In an effort to give treatment providers another effective tool to combat heroin addiction, NIDA is working with the Food and Drug Administration and the pharmaceutical industry to bring to market a new medication called buprenorphine-naloxone. This medication has the potential for administration in less traditional environments, such as in physician's offices, thus expanding treatment to populations who either do not have access to methadone programs or are unsuited to them, such as adolescents. Buprenorphine would not be a replacement for methadone or LAAM, but yet another treatment option for both physicians and patients.

Although we have some quite effective behavioral and pharmacological treatments in the clinical toolbox, many of the most recently developed science-based treatments have not found their way into normal practice settings, and we see that as a tremendous national need. This idea of bringing science-based treatments to those who are in need of treatment is fast becoming a reality, however. Recent advances in treatment research, coupled with the generous appropriations that NIDA received last fiscal year, have allowed the Institute to accelerate the launch of its much-anticipated and needed National Drug Abuse Treatment Clinical Trials Network. This Network will serve as both the infrastructure for testing science-based treatments in diverse patient populations and treatment settings, and the mechanism for promoting the rapid translation of new treatment components into actual clinical practice in community settings throughout the nation.

I am especially pleased to announce that one of the first five research nodes we have awarded resources to is the Delaware Valley Node, which will be centered at the University of Pennsylvania. This Node is affiliated with ten community treatment programs in the region including providers in the Thomas Jefferson Health System, The Belmont Center, Fresh Start, the Northeast Treatment Centers, the Robert Wood Johnson Medical School-Mercer Trenton Addiction Sciences Center, the Philadelphia Health Management Corporation, the University of Pennsylvania Health System, the Rehab After Work Program, the Mercy Health System, Achievement Through Counseling and Development, and the Caron Foundation. The community treatment programs are in Pennsylvania, New Jersey and Delaware. It is in these patient populations that we will be testing some of the world's most promising behavioral and pharmacological treatments. In addition to being treated, these patients will also be helping researchers determine what works best for whom and under what circumstances. We have also established Research nodes in four other regions of the country to feed into the Network.

We hope to expand this Network each year. When complete, the network will consist of 20 to 30 regional research treatment centers or nodes.
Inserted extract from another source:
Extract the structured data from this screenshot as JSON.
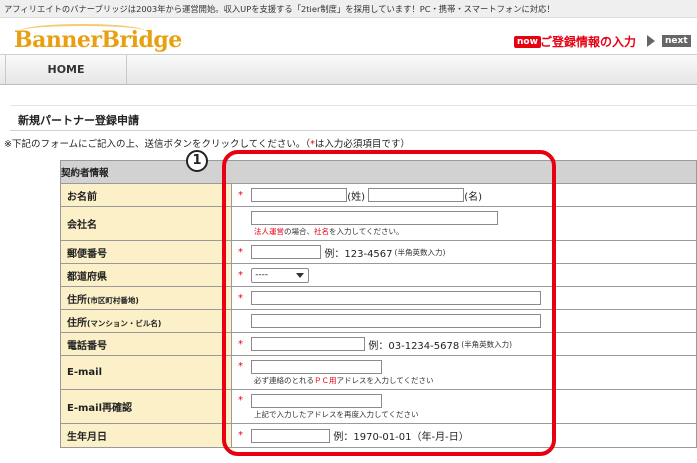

Developing and bringing new medications and behavioral therapies to populations that are in need is just one aspect of a comprehensive solution we must continue to take to solve this Nation's drug problem. Because addiction is such a complex and pervasive health issue, we must include in our overall strategies a comprehensive public health approach, one that includes extensive education and prevention efforts, adequate treatment and aftercare services, and research. Twenty-five years of research has provided us with effective prevention and treatment strategies that can be used to combat heroin addiction, as well as other drug problems. Research has shown that these strategies are effective in reducing not only drug use but also in reducing the spread of infectious diseases such as HIV/AIDS, hepatitis, and in decreasing criminal behavior.

Thank you once again for the opportunity to testify at this hearing. I will be happy to answer any questions you may have.